This past week has been an interesting one for The New Zealand Initiative, having taken what we think are the best housing affordability policies from abroad, and presenting them to policymakers and bureaucrats on both sides of the beltway.
OPINION: They either agreed or disagreed with our recommendations depending on their ideological perspective, as you would expect, and for the most part the consultation was highly constructive (at least it was for us).
What did surprise us, given that these were off-the-record sessions where policy analysts and elected officials got the chance to grill us on the finer details of our recommendations, was the fact that hardly anyone quizzed us on incentives.
Economics may be better known as the dismal science, but in reality it is the study of incentives, and as we read the regulatory landscape, the policy inducements are decidedly stacked against the delivery of affordable housing.
As we have stressed repeatedly in the past, New Zealand has a housing supply problem - we simply do not build enough new homes to keep up with demand thanks to a growing population and falling household size among other factors.
The reason for this is that since the 1970s, when the government started withdrawing from the housing market as the economy entered into what would turn out to be a 20-year recession, local government has been saddled with the costs associated with new development (water connections, roading, etc.).
At the same time, these bodies were also excluded from getting a slice of the revenue that new housing brings, which has been (and still is) exclusively funnelled to central government in the form of general salary and sales taxes.

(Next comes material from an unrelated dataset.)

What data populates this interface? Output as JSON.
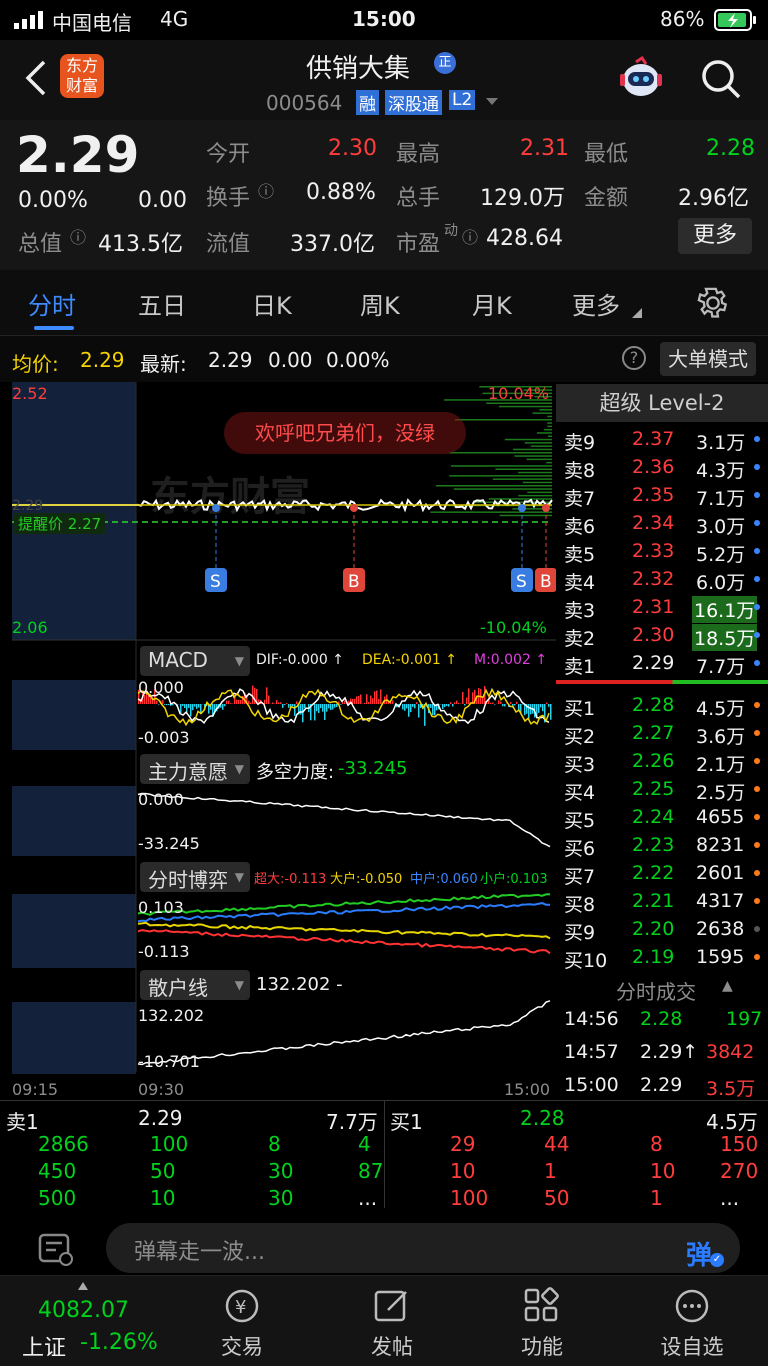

Looking at incentives from this perspective, it is perfectly clear why councils impose limits on the outward spread of urban regions; pass on the infrastructure cost to buyers; slow planning approvals to a crawl; and reluctantly release land for development.
This has been compounded by the attitudes of NIMBYs (Not In My Back Yard) and BANANAs (Build Absolutely Nothing Anywhere Near Anything), who have ultimately ended up footing the costs that new residents bring.
The government building thousands of houses might be a solution to salving the housing affordability crisis in the short-term, but if we want to fix the problem in the long-term, it is about realigning incentives.
Our overseas research has revealed three jurisdictions that have struck this balance.
In Switzerland and Germany, local government bodies are incentivised to be pro-development because they levy a tax on their residents or receive a capitation grant from central government.
The net effect is a housing supply that meets demand, and councils competing on service delivery to attract new residents to their areas because they represent additional revenue. More residents also mean greater efficiencies of scale and lower taxes, going some way to mollifying NIMBYs and BANANAs.
And, as residents have moved out of cities to the suburbs, so urban areas are forced to redevelop to attract people (and revenue) back, establishing a sort of equilibrium.
In Houston, Texas, they've taken the opposite approach on unzoned land. Using legal structures somewhat confusingly called MUDs (Municipal Utility Districts), private developers pay for and build the infrastructure that councils would normally supply.
This is funded using bond finance, meaning the costs are recovered over the lifetime of that house, as opposed to capitalising it in the upfront asking price.
The net effect of MUDs is a steady supply of affordable housing, while the attitude of existing residents and local government bodies is pro-new development because they don't have to pay for the additional water, roading, and electricity infrastructure.
Councils still control the MUD process by earmarking which portions of land are unsuitable for house building based on environmental or other considerations, thus preventing a construction free-for-all, but areas outside of this are assumed to be open for development.
We believe both approaches offer significant potential for New Zealand.
By giving councils a share in the proceeds that come from new residents, stripping them of some of the infrastructure provision costs, and creating an alternative development structure, we can achieve the goal of putting that first home within reach of everyday New Zealanders.